### LISTED RECORDS

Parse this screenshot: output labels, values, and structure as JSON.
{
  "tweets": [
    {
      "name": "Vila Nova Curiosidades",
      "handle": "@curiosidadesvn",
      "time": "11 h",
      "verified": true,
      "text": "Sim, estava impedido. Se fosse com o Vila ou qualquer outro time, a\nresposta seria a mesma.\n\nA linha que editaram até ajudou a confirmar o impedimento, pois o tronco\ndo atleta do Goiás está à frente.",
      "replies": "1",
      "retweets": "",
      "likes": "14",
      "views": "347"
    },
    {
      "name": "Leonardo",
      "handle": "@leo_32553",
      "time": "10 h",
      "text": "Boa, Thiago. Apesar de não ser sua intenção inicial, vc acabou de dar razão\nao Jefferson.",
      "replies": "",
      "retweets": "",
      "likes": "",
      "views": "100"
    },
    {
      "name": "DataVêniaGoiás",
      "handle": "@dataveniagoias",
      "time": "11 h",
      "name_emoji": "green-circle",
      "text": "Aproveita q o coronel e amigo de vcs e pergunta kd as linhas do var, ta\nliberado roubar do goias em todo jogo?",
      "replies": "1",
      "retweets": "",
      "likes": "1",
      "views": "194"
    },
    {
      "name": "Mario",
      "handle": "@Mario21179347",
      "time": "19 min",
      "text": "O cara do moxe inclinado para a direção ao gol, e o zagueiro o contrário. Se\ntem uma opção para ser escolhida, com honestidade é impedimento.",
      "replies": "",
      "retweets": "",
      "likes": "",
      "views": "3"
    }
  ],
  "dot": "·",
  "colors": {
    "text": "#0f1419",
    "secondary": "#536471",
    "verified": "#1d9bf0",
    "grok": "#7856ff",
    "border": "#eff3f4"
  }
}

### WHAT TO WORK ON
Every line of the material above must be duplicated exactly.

### TASK ANSWER
Parse this screenshot: output labels, values, and structure as JSON.
{
  "tweets": [
    {
      "name": "Vila Nova Curiosidades",
      "handle": "@curiosidadesvn",
      "time": "11 h",
      "verified": true,
      "text": "Sim, estava impedido. Se fosse com o Vila ou qualquer outro time, a\nresposta seria a mesma.\n\nA linha que editaram até ajudou a confirmar o impedimento, pois o tronco\ndo atleta do Goiás está à frente.",
      "replies": "1",
      "retweets": "",
      "likes": "14",
      "views": "347"
    },
    {
      "name": "Leonardo",
      "handle": "@leo_32553",
      "time": "10 h",
      "text": "Boa, Thiago. Apesar de não ser sua intenção inicial, vc acabou de dar razão\nao Jefferson.",
      "replies": "",
      "retweets": "",
      "likes": "",
      "views": "100"
    },
    {
      "name": "DataVêniaGoiás",
      "handle": "@dataveniagoias",
      "time": "11 h",
      "name_emoji": "green-circle",
      "text": "Aproveita q o coronel e amigo de vcs e pergunta kd as linhas do var, ta\nliberado roubar do goias em todo jogo?",
      "replies": "1",
      "retweets": "",
      "likes": "1",
      "views": "194"
    },
    {
      "name": "Mario",
      "handle": "@Mario21179347",
      "time": "19 min",
      "text": "O cara do moxe inclinado para a direção ao gol, e o zagueiro o contrário. Se\ntem uma opção para ser escolhida, com honestidade é impedimento.",
      "replies": "",
      "retweets": "",
      "likes": "",
      "views": "3"
    }
  ],
  "dot": "·",
  "colors": {
    "text": "#0f1419",
    "secondary": "#536471",
    "verified": "#1d9bf0",
    "grok": "#7856ff",
    "border": "#eff3f4"
  }
}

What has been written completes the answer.